§ What to produce
Examine the material below and count the lines that hold the word "Remover". Report only the number.

§ Data to process
----------

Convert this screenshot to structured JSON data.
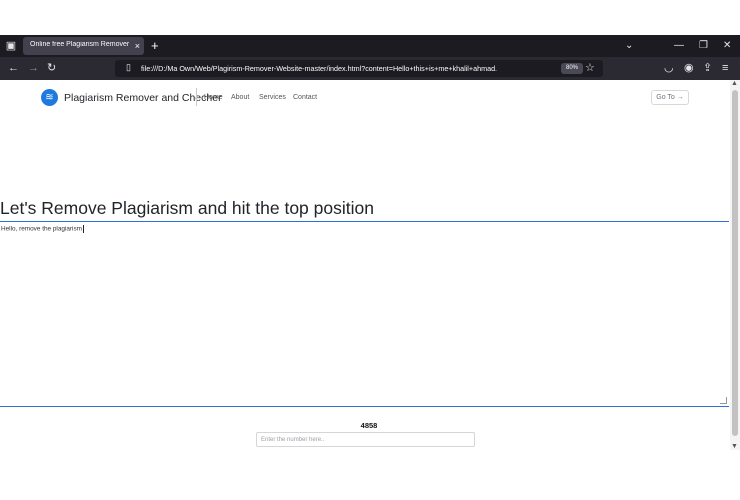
{
  "browser": {
    "tab_title": "Online free Plagiarism Remover and ...",
    "tab_close": "×",
    "new_tab": "+",
    "url": "file:///D:/Ma Own/Web/Plagirism-Remover-Website-master/index.html?content=Hello+this+is+me+khalil+ahmad.",
    "zoom": "80%",
    "icons": {
      "window": "window-icon",
      "back": "back-arrow-icon",
      "forward": "forward-arrow-icon",
      "reload": "reload-icon",
      "page": "page-icon",
      "star": "bookmark-star-icon",
      "pocket": "pocket-icon",
      "account": "account-icon",
      "extensions": "extensions-icon",
      "menu": "hamburger-menu-icon",
      "list_tabs": "chevron-down-icon"
    }
  },
  "site": {
    "brand": "Plagiarism Remover and Checher",
    "nav": [
      "Home",
      "About",
      "Services",
      "Contact"
    ],
    "goto_button": "Go To →",
    "accent_color": "#1f7ae0"
  },
  "main": {
    "headline": "Let's Remove Plagiarism and hit the top position",
    "textarea_value": "Hello, remove the plagiarism",
    "count_value": "4858",
    "number_placeholder": "Enter the number here.."
  }
}
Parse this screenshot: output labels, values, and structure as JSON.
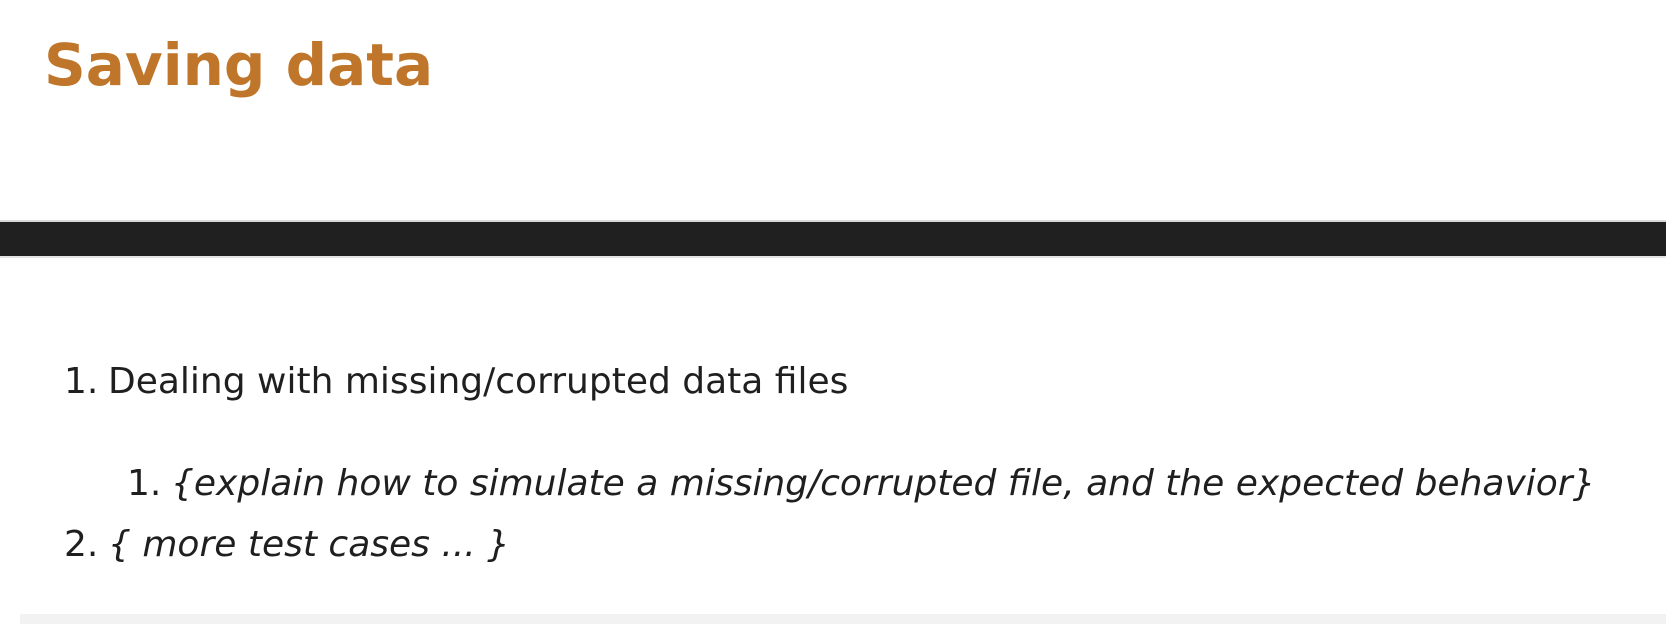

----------

§ Final answer
3